Exercise. Please filter the data down to the lines that include the word "Last" and copy them.

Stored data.
----------------------------------------
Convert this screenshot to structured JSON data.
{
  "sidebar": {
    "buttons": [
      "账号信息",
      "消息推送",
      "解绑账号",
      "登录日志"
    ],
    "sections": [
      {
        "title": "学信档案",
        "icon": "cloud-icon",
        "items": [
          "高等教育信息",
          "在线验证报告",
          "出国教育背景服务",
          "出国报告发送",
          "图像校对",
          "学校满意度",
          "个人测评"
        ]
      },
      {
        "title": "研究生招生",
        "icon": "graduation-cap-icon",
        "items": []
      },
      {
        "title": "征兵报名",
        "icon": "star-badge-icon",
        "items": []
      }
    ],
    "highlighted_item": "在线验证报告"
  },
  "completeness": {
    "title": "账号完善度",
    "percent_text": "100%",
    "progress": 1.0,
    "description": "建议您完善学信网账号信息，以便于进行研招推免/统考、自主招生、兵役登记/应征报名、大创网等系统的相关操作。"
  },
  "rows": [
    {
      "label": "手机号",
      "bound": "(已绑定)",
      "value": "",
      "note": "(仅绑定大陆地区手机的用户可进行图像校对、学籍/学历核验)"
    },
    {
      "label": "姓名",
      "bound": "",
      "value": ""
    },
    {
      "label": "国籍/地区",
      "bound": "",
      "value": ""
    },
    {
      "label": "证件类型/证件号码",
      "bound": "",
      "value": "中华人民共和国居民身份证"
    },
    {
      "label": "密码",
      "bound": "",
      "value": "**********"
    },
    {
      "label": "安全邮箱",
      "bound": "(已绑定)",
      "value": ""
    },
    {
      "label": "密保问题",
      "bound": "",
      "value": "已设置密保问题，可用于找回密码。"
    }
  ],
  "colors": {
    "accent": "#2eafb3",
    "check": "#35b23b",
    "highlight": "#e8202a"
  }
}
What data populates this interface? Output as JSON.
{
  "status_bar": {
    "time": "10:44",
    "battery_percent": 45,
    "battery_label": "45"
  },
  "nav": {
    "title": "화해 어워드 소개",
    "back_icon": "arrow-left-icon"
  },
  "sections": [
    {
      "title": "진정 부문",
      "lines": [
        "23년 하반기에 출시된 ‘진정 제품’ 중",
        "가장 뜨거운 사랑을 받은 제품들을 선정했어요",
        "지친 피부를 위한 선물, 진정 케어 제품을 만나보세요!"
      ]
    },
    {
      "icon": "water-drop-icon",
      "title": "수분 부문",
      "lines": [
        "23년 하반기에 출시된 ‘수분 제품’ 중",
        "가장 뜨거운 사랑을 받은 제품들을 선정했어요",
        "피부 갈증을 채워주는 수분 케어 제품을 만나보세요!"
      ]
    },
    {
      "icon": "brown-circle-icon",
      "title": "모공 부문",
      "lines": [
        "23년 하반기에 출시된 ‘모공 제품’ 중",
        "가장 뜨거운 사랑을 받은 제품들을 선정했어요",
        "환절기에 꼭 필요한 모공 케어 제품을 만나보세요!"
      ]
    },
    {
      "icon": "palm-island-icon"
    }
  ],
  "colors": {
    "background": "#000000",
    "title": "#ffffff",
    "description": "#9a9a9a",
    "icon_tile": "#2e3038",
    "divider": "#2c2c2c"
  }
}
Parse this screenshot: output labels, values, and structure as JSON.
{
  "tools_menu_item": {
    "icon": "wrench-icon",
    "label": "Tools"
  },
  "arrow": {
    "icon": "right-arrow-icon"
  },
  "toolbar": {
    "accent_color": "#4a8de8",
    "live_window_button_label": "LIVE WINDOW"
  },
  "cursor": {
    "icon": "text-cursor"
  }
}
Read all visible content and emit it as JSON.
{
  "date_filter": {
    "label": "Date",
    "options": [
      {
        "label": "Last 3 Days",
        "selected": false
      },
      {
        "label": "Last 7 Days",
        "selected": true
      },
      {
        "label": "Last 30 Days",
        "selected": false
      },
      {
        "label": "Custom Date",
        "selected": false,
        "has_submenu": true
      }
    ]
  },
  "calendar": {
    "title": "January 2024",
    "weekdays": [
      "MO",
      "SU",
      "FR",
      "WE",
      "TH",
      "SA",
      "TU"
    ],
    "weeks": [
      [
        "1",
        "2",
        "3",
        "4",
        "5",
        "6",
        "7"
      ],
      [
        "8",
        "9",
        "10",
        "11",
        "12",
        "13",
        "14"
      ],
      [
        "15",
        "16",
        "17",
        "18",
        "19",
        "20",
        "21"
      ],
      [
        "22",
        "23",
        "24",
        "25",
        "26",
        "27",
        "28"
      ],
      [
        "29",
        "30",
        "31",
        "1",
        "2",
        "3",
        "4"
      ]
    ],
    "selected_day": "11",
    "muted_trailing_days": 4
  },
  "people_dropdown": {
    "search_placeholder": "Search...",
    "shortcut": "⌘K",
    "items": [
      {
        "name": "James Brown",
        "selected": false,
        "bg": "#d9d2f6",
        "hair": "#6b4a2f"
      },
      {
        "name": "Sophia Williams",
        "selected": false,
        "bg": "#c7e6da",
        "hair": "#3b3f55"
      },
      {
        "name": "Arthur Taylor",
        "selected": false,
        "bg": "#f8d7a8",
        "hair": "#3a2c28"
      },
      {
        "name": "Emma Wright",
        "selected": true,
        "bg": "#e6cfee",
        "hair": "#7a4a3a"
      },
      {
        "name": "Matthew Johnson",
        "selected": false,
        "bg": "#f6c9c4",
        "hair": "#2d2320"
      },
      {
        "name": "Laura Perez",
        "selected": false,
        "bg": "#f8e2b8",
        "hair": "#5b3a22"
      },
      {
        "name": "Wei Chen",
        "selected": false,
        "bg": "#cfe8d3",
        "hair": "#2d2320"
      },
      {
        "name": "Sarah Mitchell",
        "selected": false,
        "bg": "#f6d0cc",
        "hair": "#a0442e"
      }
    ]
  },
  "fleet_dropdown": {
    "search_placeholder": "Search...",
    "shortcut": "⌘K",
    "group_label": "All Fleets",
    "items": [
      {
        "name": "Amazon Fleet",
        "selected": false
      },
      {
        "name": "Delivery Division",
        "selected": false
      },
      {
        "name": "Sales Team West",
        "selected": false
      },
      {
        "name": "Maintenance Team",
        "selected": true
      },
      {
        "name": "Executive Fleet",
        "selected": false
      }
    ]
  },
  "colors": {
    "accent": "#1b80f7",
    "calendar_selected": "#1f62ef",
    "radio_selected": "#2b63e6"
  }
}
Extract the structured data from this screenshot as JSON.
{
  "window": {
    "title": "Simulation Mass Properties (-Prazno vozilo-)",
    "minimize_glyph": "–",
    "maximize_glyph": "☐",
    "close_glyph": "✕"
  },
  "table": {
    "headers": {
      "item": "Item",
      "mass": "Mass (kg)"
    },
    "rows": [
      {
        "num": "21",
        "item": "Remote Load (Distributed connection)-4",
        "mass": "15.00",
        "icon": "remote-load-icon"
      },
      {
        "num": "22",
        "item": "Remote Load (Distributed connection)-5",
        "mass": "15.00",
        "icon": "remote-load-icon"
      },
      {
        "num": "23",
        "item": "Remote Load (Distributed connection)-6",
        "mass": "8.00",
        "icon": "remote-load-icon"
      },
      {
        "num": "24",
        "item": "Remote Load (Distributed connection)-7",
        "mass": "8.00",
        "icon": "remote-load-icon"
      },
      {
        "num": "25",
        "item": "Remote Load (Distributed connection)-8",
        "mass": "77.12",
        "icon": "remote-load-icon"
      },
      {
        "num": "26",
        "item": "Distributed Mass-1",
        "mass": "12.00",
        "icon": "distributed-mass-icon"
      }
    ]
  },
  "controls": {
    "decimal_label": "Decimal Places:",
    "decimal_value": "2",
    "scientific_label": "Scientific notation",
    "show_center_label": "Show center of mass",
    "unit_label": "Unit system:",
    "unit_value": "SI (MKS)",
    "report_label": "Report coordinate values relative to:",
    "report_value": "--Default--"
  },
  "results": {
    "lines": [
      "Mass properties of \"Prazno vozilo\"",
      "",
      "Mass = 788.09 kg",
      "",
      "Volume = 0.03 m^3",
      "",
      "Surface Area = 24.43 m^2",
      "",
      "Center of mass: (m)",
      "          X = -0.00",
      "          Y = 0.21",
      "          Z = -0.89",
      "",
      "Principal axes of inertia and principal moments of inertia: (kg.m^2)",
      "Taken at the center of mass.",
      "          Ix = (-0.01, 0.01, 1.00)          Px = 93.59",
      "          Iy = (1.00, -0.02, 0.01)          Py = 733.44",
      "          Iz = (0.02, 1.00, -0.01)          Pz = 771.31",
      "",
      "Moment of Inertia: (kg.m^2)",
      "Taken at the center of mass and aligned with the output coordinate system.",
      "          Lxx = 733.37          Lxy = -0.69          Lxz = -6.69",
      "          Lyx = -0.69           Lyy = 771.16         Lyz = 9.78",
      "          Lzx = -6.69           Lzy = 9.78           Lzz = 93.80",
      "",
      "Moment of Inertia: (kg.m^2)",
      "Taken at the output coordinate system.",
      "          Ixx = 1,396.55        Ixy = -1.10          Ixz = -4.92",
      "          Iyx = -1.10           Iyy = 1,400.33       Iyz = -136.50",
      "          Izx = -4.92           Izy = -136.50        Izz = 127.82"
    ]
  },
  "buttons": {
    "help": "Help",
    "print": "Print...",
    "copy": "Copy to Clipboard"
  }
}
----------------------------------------
Written reply.
        "label": "Last 3 Days",
        "label": "Last 7 Days",
        "label": "Last 30 Days",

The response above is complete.